Task item: All lines holding the string "name" should be copied from the data below.

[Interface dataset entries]
* * * * * * *
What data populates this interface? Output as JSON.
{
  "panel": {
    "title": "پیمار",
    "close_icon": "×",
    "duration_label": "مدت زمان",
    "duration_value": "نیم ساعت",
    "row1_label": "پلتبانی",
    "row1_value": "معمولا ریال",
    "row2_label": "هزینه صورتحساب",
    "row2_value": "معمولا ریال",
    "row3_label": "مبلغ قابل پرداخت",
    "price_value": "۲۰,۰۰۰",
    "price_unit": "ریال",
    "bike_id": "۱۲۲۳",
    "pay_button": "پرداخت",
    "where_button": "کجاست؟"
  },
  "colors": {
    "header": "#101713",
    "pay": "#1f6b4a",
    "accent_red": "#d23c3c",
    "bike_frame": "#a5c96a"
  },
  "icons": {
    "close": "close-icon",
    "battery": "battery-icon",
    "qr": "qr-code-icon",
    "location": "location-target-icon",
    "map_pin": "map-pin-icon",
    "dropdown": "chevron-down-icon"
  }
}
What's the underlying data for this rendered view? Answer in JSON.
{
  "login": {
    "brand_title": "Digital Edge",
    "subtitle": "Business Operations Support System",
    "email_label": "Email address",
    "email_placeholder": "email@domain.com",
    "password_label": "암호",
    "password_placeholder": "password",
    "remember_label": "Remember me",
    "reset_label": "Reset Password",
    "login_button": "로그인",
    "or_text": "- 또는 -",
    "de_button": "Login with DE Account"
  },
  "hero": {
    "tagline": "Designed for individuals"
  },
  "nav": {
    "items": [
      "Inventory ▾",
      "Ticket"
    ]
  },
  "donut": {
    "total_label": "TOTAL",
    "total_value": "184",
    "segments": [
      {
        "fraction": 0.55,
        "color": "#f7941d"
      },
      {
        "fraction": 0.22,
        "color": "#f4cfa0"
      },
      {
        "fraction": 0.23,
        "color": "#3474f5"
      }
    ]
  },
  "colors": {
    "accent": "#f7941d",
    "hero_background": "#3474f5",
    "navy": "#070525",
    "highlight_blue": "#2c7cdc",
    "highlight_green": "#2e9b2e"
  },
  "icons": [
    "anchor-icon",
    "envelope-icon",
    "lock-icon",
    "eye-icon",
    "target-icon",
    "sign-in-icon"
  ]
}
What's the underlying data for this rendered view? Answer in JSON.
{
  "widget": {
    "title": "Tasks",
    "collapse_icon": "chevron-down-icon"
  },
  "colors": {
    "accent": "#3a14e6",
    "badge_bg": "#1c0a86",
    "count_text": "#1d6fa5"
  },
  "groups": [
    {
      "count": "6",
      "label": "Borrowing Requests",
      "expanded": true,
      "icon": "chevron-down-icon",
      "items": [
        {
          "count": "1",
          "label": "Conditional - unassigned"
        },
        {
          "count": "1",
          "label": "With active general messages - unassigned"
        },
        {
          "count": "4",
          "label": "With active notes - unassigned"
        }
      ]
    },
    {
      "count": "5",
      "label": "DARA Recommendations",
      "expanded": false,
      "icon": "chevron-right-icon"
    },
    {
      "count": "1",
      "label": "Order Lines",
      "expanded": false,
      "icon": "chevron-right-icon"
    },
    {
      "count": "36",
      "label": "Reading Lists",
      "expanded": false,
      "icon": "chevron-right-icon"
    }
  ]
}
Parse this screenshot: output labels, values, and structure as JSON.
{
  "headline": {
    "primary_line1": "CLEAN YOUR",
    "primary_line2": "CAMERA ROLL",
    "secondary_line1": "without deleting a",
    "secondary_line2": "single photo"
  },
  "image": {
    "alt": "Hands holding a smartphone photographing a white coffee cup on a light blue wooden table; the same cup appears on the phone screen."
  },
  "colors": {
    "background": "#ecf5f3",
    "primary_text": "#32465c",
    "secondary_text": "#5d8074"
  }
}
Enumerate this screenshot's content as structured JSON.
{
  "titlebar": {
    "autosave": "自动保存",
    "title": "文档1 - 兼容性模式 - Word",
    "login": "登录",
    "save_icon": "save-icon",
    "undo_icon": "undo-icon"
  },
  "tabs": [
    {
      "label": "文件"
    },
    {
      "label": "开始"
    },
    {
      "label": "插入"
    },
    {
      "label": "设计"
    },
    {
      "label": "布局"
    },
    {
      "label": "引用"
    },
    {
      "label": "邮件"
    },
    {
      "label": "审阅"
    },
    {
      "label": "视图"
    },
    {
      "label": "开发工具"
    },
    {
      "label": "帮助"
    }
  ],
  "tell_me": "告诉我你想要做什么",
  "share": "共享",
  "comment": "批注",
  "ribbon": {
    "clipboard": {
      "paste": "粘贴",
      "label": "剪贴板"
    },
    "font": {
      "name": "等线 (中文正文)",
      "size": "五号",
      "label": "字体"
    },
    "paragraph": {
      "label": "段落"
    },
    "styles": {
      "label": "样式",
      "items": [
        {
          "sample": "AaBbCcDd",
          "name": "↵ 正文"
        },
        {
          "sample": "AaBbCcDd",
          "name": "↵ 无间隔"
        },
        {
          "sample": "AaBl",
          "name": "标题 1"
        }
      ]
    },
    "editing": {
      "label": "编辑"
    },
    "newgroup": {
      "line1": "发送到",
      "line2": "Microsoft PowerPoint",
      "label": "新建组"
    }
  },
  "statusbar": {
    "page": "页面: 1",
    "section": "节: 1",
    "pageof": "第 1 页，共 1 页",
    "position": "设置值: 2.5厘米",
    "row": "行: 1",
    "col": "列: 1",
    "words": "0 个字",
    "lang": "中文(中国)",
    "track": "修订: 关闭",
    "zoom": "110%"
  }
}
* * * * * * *
Solved exercise:
      "name": "等线 (中文正文)",
          "name": "↵ 正文"
          "name": "↵ 无间隔"
          "name": "标题 1"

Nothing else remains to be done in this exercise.